Good PR in an era of climate consciousness. Let’s be real — every person on this list employs a person (or an entire team of people) to manage how they are viewed by the public. Making a sincere attempt to offset their outrageous household carbon emissions with solar panels would make for great press and positive social media buzz.
- “Oprah Makes Record-Setting Rooftop Solar Purchase”
- “Tiger’s Solar System is a Hole In One”
- “Taylor Swift’s Solar Fleet Expected to Offset 13.5 Million Pounds of Carbon Emissions”
The headlines write themselves.
Support local businesses. Celebrities have a reputation for being out of touch with everyday people — and the mansion certainly isn’t helping to ground that image. But hiring a local solar company to take on the massive project of covering that mansion in solar panels would be a great way to support local business and connect the community.
A high-profile job like this could make a local solar company’s year, bolster its marketing efforts, and give it the resources and confidence to grow.
Be a trendsetter! By simply appearing at a Kansas City Chiefs game to cheer on her new boyfriend, Taylor Swift drove up the sales of Travis Kelce jerseys nearly 400% overnight. Imagine Taylor going solar could do for the millions of millennials buying and settling into their forever homes.
Plus, one celebrity going solar could start an arms race among other celebrities as they try to one-up each other with the latest/greatest system!
Annual electricity consumption
The first thing we needed was an estimate of annual household (mansion-hold?) electricity consumption for each mansion — which is largely influenced by the square footage and local climate conditions of the home.
Since we don’t exactly have access to Tayor Swift’s electricity bills, we had to make some assumptions to calculate the energy consumption.

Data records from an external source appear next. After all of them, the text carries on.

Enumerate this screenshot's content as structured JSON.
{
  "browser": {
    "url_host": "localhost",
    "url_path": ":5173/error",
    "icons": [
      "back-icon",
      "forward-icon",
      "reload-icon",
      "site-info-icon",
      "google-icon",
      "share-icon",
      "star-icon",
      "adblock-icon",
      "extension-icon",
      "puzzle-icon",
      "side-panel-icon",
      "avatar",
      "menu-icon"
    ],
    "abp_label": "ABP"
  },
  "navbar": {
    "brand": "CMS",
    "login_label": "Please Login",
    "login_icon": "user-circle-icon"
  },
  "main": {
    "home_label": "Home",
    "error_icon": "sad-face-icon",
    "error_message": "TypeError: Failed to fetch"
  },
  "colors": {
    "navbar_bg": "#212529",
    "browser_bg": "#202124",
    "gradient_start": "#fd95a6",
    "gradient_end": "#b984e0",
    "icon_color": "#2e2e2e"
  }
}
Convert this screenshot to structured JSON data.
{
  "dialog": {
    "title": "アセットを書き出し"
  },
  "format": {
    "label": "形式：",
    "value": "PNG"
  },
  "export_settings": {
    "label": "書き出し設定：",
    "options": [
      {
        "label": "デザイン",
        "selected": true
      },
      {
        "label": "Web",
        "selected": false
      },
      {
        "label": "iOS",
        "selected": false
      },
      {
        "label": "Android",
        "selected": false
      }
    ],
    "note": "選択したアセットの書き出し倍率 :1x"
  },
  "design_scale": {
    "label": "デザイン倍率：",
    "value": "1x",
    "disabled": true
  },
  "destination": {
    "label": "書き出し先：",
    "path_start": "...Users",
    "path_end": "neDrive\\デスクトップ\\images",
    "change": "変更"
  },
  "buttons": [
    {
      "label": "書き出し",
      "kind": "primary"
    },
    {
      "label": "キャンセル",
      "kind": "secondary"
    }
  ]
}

To do this, we multiplied the square footage of the home by the average kilowatt-hours (kWh) of consumption per square foot of living space for comparable homes in that region, using the latest data from the US Energy Information Administration (EIA).
For example, Taylor Swift’s Rhode Island home is listed at 12,000 square feet and homes with more than 3,000 feet in the Northeast use, on average, 4.4 kWh per square foot per year. So, that gives us an estimated annual electricity consumption of 52,800 kWh.
Carbon intensity of grid electricity
Next, we needed to identify the carbon intensity of the grid electricity powering the home — which varies greatly by state. For example, according to the EIA, Rhode Island’s grid is quite dirty since it generates over 90% of its electricity from natural gas while Washington State’s grid is quite clean since it generates around 75% from hydroelectric.
So, we took the electricity generation breakdown from the EIA for each state in June 2023 and assigned each source a carbon intensity value as reported by the IPCC in the graph below. This gave us an estimated carbon intensity per kWh of household consumption. Multiply emissions per kWh by annual electricity consumption and WALLAH! you have annual emissions.
Note, the values below are lifecycle CO2 equivalent emissions per kWh of electricity generated and are inclusive of everything from mining to construction to maintenance to end of life.
To get the emissions offset of rooftop solar, we multiplied the annual household electricity emissions by 25 years — the standard warranty period for residential solar systems — and subtracted the emissions that would be generated by a rooftop solar system offsetting 100% of the household’s consumptions.
Finally, we converted the mass of offset emissions from grams into pounds, and pounds into the number of adult blue whales (300,000 pounds) to provide a visualization of scale of emissions that could be reduced.